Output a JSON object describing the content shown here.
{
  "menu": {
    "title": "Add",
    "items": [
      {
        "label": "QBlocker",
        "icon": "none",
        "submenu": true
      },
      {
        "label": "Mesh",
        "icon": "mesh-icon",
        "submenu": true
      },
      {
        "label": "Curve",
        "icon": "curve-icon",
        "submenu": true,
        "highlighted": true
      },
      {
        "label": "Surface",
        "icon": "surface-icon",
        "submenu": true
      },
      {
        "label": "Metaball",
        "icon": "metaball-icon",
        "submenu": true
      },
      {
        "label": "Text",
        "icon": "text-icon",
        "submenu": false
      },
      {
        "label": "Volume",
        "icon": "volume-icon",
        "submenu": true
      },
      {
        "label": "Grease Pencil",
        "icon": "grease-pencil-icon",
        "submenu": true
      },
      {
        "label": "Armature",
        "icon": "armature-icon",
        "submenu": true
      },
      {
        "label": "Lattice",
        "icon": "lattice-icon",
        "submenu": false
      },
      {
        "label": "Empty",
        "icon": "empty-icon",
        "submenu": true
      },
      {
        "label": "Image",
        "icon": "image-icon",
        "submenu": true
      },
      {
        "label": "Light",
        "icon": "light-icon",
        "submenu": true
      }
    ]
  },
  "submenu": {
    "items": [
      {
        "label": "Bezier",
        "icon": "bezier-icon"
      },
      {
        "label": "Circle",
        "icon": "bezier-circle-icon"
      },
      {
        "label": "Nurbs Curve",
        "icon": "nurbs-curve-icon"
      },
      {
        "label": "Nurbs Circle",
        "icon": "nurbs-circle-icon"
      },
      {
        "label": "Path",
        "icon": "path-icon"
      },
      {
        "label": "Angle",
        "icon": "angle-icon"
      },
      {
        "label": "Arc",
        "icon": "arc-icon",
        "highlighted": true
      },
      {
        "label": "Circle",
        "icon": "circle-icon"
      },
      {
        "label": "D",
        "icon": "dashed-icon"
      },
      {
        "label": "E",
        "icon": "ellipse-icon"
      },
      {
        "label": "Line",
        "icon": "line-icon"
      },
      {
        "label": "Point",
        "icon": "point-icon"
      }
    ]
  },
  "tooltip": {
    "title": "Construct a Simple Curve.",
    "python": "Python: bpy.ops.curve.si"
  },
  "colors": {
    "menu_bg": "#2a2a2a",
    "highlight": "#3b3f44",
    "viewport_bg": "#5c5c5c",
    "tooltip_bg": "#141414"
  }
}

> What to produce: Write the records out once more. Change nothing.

> Answer section:
Output a JSON object describing the content shown here.
{
  "menu": {
    "title": "Add",
    "items": [
      {
        "label": "QBlocker",
        "icon": "none",
        "submenu": true
      },
      {
        "label": "Mesh",
        "icon": "mesh-icon",
        "submenu": true
      },
      {
        "label": "Curve",
        "icon": "curve-icon",
        "submenu": true,
        "highlighted": true
      },
      {
        "label": "Surface",
        "icon": "surface-icon",
        "submenu": true
      },
      {
        "label": "Metaball",
        "icon": "metaball-icon",
        "submenu": true
      },
      {
        "label": "Text",
        "icon": "text-icon",
        "submenu": false
      },
      {
        "label": "Volume",
        "icon": "volume-icon",
        "submenu": true
      },
      {
        "label": "Grease Pencil",
        "icon": "grease-pencil-icon",
        "submenu": true
      },
      {
        "label": "Armature",
        "icon": "armature-icon",
        "submenu": true
      },
      {
        "label": "Lattice",
        "icon": "lattice-icon",
        "submenu": false
      },
      {
        "label": "Empty",
        "icon": "empty-icon",
        "submenu": true
      },
      {
        "label": "Image",
        "icon": "image-icon",
        "submenu": true
      },
      {
        "label": "Light",
        "icon": "light-icon",
        "submenu": true
      }
    ]
  },
  "submenu": {
    "items": [
      {
        "label": "Bezier",
        "icon": "bezier-icon"
      },
      {
        "label": "Circle",
        "icon": "bezier-circle-icon"
      },
      {
        "label": "Nurbs Curve",
        "icon": "nurbs-curve-icon"
      },
      {
        "label": "Nurbs Circle",
        "icon": "nurbs-circle-icon"
      },
      {
        "label": "Path",
        "icon": "path-icon"
      },
      {
        "label": "Angle",
        "icon": "angle-icon"
      },
      {
        "label": "Arc",
        "icon": "arc-icon",
        "highlighted": true
      },
      {
        "label": "Circle",
        "icon": "circle-icon"
      },
      {
        "label": "D",
        "icon": "dashed-icon"
      },
      {
        "label": "E",
        "icon": "ellipse-icon"
      },
      {
        "label": "Line",
        "icon": "line-icon"
      },
      {
        "label": "Point",
        "icon": "point-icon"
      }
    ]
  },
  "tooltip": {
    "title": "Construct a Simple Curve.",
    "python": "Python: bpy.ops.curve.si"
  },
  "colors": {
    "menu_bg": "#2a2a2a",
    "highlight": "#3b3f44",
    "viewport_bg": "#5c5c5c",
    "tooltip_bg": "#141414"
  }
}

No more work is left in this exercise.